→ Problem
Find every line in the records below that holds the word "JSON", and copy each one.

◆ ◆ ◆ ◆ ◆

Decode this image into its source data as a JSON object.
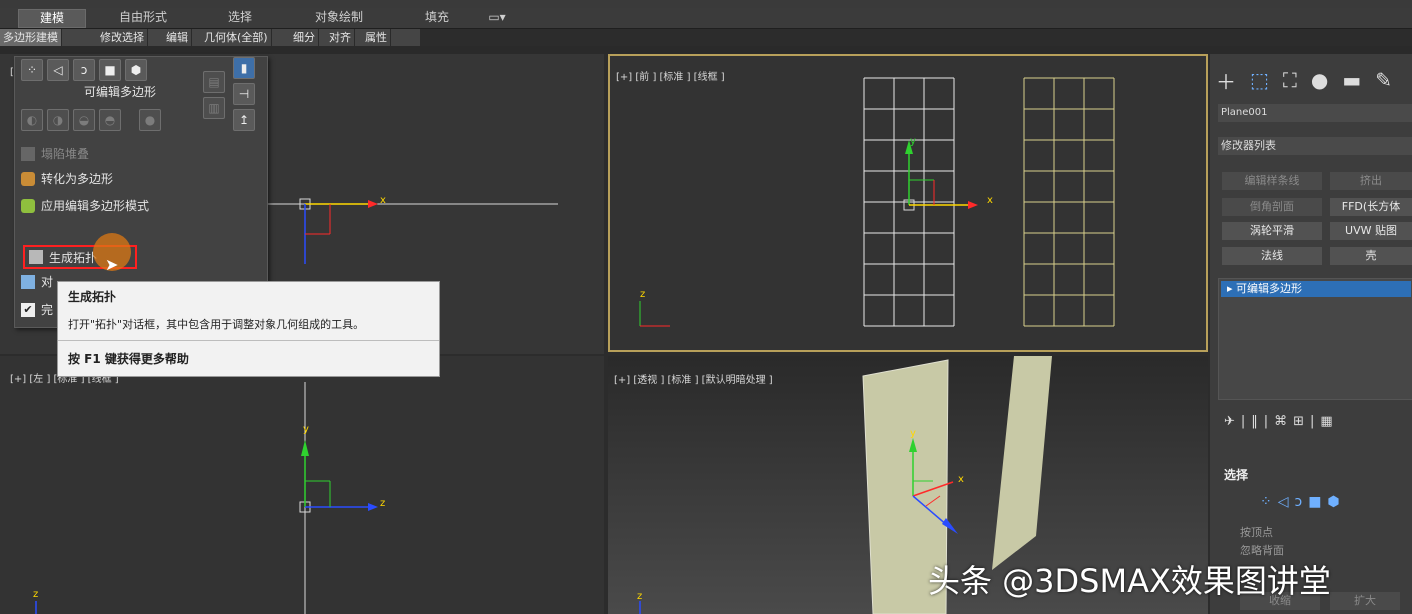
{
  "ribbon": {
    "tabs": [
      "建模",
      "自由形式",
      "选择",
      "对象绘制",
      "填充"
    ],
    "subtabs": [
      "多边形建模",
      "修改选择",
      "编辑",
      "几何体(全部)",
      "细分",
      "对齐",
      "属性"
    ]
  },
  "panel": {
    "title": "可编辑多边形",
    "items": [
      {
        "label": "塌陷堆叠",
        "icon": "collapse-icon",
        "enabled": false
      },
      {
        "label": "转化为多边形",
        "icon": "convert-icon",
        "enabled": true
      },
      {
        "label": "应用编辑多边形模式",
        "icon": "apply-icon",
        "enabled": true
      },
      {
        "label": "生成拓扑",
        "icon": "topology-icon",
        "enabled": true,
        "highlighted": true
      },
      {
        "label": "对",
        "icon": "symmetry-icon",
        "enabled": true
      },
      {
        "label": "完",
        "icon": "checkbox-icon",
        "enabled": true
      }
    ]
  },
  "tooltip": {
    "title": "生成拓扑",
    "description": "打开\"拓扑\"对话框，其中包含用于调整对象几何组成的工具。",
    "help": "按 F1 键获得更多帮助"
  },
  "viewports": {
    "top_left_label": "[",
    "front_label": "[+] [前 ] [标准 ] [线框 ]",
    "left_label": "[+] [左 ] [标准 ] [线框 ]",
    "perspective_label": "[+] [透视 ] [标准 ] [默认明暗处理 ]",
    "axis": {
      "x": "x",
      "y": "y",
      "z": "z"
    }
  },
  "command_panel": {
    "object_name": "Plane001",
    "modifier_list": "修改器列表",
    "buttons": [
      "编辑样条线",
      "挤出",
      "倒角剖面",
      "FFD(长方体",
      "涡轮平滑",
      "UVW 贴图",
      "法线",
      "壳"
    ],
    "stack_item": "可编辑多边形",
    "selection_title": "选择",
    "by_vertex": "按顶点",
    "ignore_backface": "忽略背面",
    "shrink": "收缩",
    "grow": "扩大"
  },
  "watermark": "头条 @3DSMAX效果图讲堂",
  "colors": {
    "viewport_bg": "#333333",
    "front_border": "#b8a05a",
    "grid_white": "#e8e8e8",
    "grid_yellow": "#d9d08c",
    "axis_x": "#ff2a2a",
    "axis_y": "#2fd12f",
    "axis_z": "#2a4cff",
    "highlight_red": "#ff2020",
    "selection_blue": "#2d6fb6",
    "plane_fill": "#c8c9a6"
  }
}
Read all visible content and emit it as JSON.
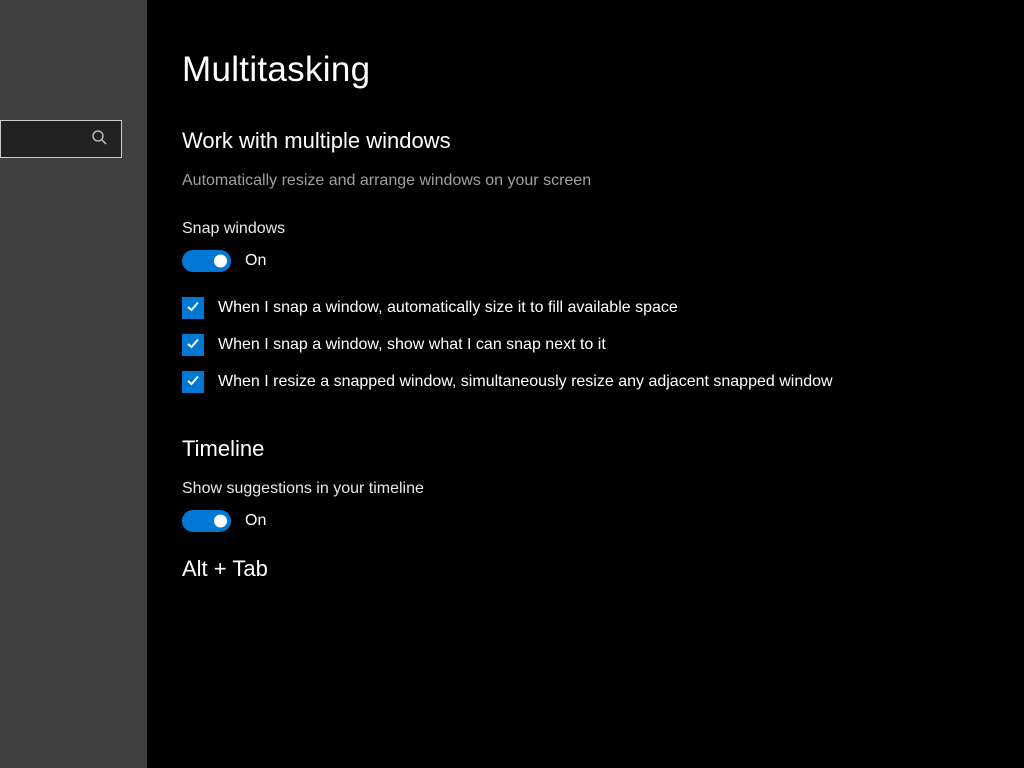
{
  "page": {
    "title": "Multitasking"
  },
  "section_windows": {
    "heading": "Work with multiple windows",
    "desc": "Automatically resize and arrange windows on your screen",
    "snap_label": "Snap windows",
    "snap_toggle_state": "On",
    "checks": [
      "When I snap a window, automatically size it to fill available space",
      "When I snap a window, show what I can snap next to it",
      "When I resize a snapped window, simultaneously resize any adjacent snapped window"
    ]
  },
  "section_timeline": {
    "heading": "Timeline",
    "suggestions_label": "Show suggestions in your timeline",
    "suggestions_toggle_state": "On"
  },
  "section_alttab": {
    "heading": "Alt + Tab"
  }
}
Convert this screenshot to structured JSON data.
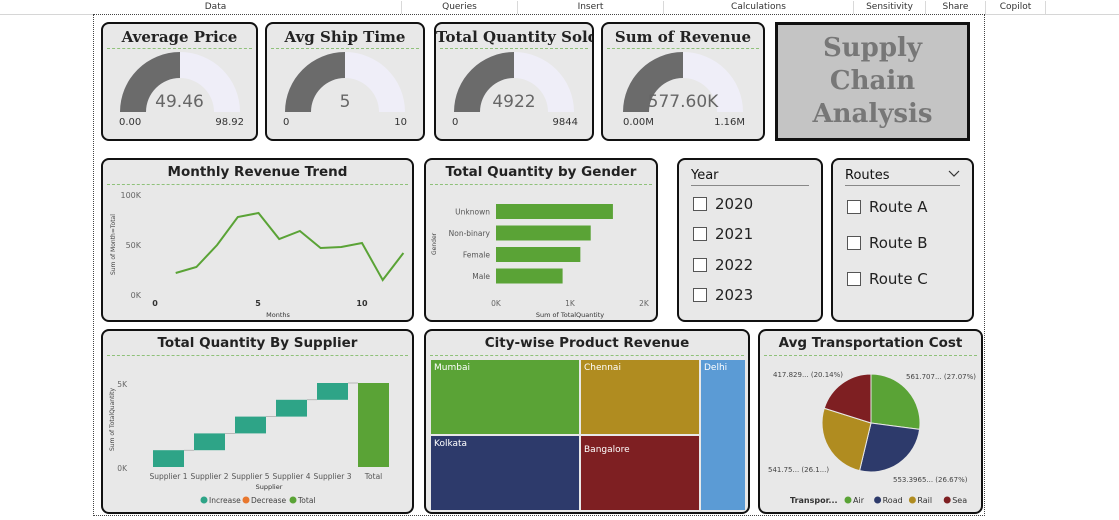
{
  "ribbon": {
    "tabs": [
      "Data",
      "Queries",
      "Insert",
      "Calculations",
      "Sensitivity",
      "Share",
      "Copilot"
    ]
  },
  "kpis": [
    {
      "title": "Average Price",
      "value": "49.46",
      "min": "0.00",
      "max": "98.92",
      "fill": 0.5
    },
    {
      "title": "Avg Ship Time",
      "value": "5",
      "min": "0",
      "max": "10",
      "fill": 0.5
    },
    {
      "title": "Total Quantity Sold",
      "value": "4922",
      "min": "0",
      "max": "9844",
      "fill": 0.5
    },
    {
      "title": "Sum of Revenue",
      "value": "577.60K",
      "min": "0.00M",
      "max": "1.16M",
      "fill": 0.5
    }
  ],
  "banner": {
    "line1": "Supply",
    "line2": "Chain",
    "line3": "Analysis"
  },
  "colors": {
    "green": "#5aa336",
    "gauge_dark": "#6b6b6b",
    "gauge_light": "#efeef8",
    "teal": "#2ea487",
    "orange": "#e8772e"
  },
  "monthly_trend": {
    "title": "Monthly Revenue Trend",
    "xlabel": "Months",
    "ylabel": "Sum of Month=Total",
    "yticks": [
      "100K",
      "50K",
      "0K"
    ],
    "xticks": [
      "0",
      "5",
      "10"
    ],
    "chart_data": {
      "type": "line",
      "x": [
        1,
        2,
        3,
        4,
        5,
        6,
        7,
        8,
        9,
        10,
        11,
        12
      ],
      "y": [
        22000,
        28000,
        50000,
        78000,
        82000,
        56000,
        64000,
        47000,
        48000,
        52000,
        15000,
        42000
      ],
      "xlim": [
        0,
        12
      ],
      "ylim": [
        0,
        100000
      ]
    }
  },
  "gender": {
    "title": "Total Quantity by Gender",
    "ylabel": "Gender",
    "xlabel": "Sum of TotalQuantity",
    "xticks": [
      "0K",
      "1K",
      "2K"
    ],
    "chart_data": {
      "type": "bar",
      "categories": [
        "Unknown",
        "Non-binary",
        "Female",
        "Male"
      ],
      "values": [
        1580,
        1280,
        1140,
        900
      ],
      "xlim": [
        0,
        2000
      ]
    }
  },
  "year_slicer": {
    "title": "Year",
    "options": [
      "2020",
      "2021",
      "2022",
      "2023"
    ]
  },
  "route_slicer": {
    "title": "Routes",
    "options": [
      "Route A",
      "Route B",
      "Route C"
    ]
  },
  "supplier": {
    "title": "Total Quantity By Supplier",
    "ylabel": "Sum of TotalQuantity",
    "xlabel": "Supplier",
    "yticks": [
      "5K",
      "0K"
    ],
    "legend": [
      "Increase",
      "Decrease",
      "Total"
    ],
    "chart_data": {
      "type": "bar",
      "categories": [
        "Supplier 1",
        "Supplier 2",
        "Supplier 5",
        "Supplier 4",
        "Supplier 3",
        "Total"
      ],
      "values": [
        1000,
        1000,
        1000,
        1000,
        1000,
        5000
      ],
      "ylim": [
        0,
        6000
      ]
    }
  },
  "city": {
    "title": "City-wise Product Revenue",
    "tiles": [
      {
        "name": "Mumbai",
        "color": "#5aa336"
      },
      {
        "name": "Chennai",
        "color": "#b08c20"
      },
      {
        "name": "Delhi",
        "color": "#5b9bd5"
      },
      {
        "name": "Kolkata",
        "color": "#2d3a6b"
      },
      {
        "name": "Bangalore",
        "color": "#7e1f22"
      }
    ]
  },
  "transport": {
    "title": "Avg Transportation Cost",
    "legend_title": "Transpor...",
    "labels": [
      "561.707... (27.07%)",
      "553.3965... (26.67%)",
      "541.75... (26.1...)",
      "417.829... (20.14%)"
    ],
    "chart_data": {
      "type": "pie",
      "categories": [
        "Air",
        "Road",
        "Rail",
        "Sea"
      ],
      "values": [
        27.07,
        26.67,
        26.12,
        20.14
      ],
      "colors": [
        "#5aa336",
        "#2d3a6b",
        "#b08c20",
        "#7e1f22"
      ]
    }
  }
}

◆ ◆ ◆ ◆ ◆

→ Your response
Decode this image into its source data as a JSON object.
Read all visible content and emit it as JSON.
Convert this screenshot to structured JSON data.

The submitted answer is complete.